This evening I finished editing chapters 44 and 45! I would have been done editing, but the Goblin (who had eleven days off his day job over Christmas) decided he needed a complete break. So I’ve been waiting for him to edit so I could do my final edit. It was probably a good thing. I had a forced holiday which I enjoyed. I got lots of books for Christmas and managed to read several when I wasn’t watching two series of Burn Notice (a Christmas present to self). My favorite read was the Journals of Dorothy Wordsworth. She was the sister of William Wordsworth the poet. The journals cover 1798 and then 1800 to 1803. I was a bit sceptical Read more…
Book Reviews, I've been taking photographs

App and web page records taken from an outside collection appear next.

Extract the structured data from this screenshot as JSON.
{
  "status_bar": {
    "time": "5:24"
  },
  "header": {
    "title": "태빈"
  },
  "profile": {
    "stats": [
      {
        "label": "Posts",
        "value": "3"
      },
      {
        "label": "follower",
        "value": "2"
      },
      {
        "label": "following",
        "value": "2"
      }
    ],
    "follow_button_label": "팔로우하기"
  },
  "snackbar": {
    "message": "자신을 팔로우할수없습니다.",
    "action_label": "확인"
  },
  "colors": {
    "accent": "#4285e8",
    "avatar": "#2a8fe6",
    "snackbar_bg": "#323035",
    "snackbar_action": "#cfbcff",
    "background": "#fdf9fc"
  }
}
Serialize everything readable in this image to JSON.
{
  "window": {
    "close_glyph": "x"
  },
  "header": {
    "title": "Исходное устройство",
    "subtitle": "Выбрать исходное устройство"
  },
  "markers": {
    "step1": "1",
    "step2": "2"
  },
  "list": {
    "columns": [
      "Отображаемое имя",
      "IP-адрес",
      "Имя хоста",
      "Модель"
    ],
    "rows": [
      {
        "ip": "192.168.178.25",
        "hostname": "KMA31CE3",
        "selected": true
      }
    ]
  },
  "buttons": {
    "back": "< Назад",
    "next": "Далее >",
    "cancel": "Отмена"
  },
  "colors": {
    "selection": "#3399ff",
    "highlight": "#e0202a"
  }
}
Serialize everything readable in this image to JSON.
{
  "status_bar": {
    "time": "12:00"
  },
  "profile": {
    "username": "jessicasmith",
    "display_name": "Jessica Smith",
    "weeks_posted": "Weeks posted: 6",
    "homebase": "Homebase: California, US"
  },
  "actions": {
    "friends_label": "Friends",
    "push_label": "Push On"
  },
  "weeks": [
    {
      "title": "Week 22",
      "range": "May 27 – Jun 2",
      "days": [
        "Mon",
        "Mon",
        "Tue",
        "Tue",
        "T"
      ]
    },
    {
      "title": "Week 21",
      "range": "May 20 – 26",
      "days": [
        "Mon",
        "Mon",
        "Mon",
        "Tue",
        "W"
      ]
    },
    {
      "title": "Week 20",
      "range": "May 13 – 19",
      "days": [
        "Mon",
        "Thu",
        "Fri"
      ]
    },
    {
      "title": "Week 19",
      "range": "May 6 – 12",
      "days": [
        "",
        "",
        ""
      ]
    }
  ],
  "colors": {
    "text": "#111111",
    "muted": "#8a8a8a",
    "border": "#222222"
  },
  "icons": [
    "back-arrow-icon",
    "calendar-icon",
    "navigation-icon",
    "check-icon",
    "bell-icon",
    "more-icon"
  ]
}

On Friday I spent several pleasant hours in my favorite bookshop. I found three books I had to have; one of them a slim paperback called Monsters and Grotesques in Medieval Manuscripts by Alixe Bovey. If you’ve ever looked at photos of old manuscripts you’ve probably noticed the weird creatures in the margins. Bovey’s book is only 59 pages long (and less than ten inches high), but it has lots of lovely colour photographs and offers a fascinating glimpse into why our Medieval ancestors wanted these fantastical creatures in the margins of their books (assuming I had Medieval ancestors who could read let alone afford a book).
What I didn’t know was that a lot of these monsters were actually considered real. I just assumed they were the creations of drunken monks bored out of their minds after transcribing the same book for the umpteenth time. I didn’t know that most of these odd looking creatures were believed to be real monsters living in far away lands or that books describing these monsters went back to the Pliny the Elder (23-79 AD Rome). This is an amazing example of fiction passed down through centuries as factual information. Read more…
Book Reviews, History Notes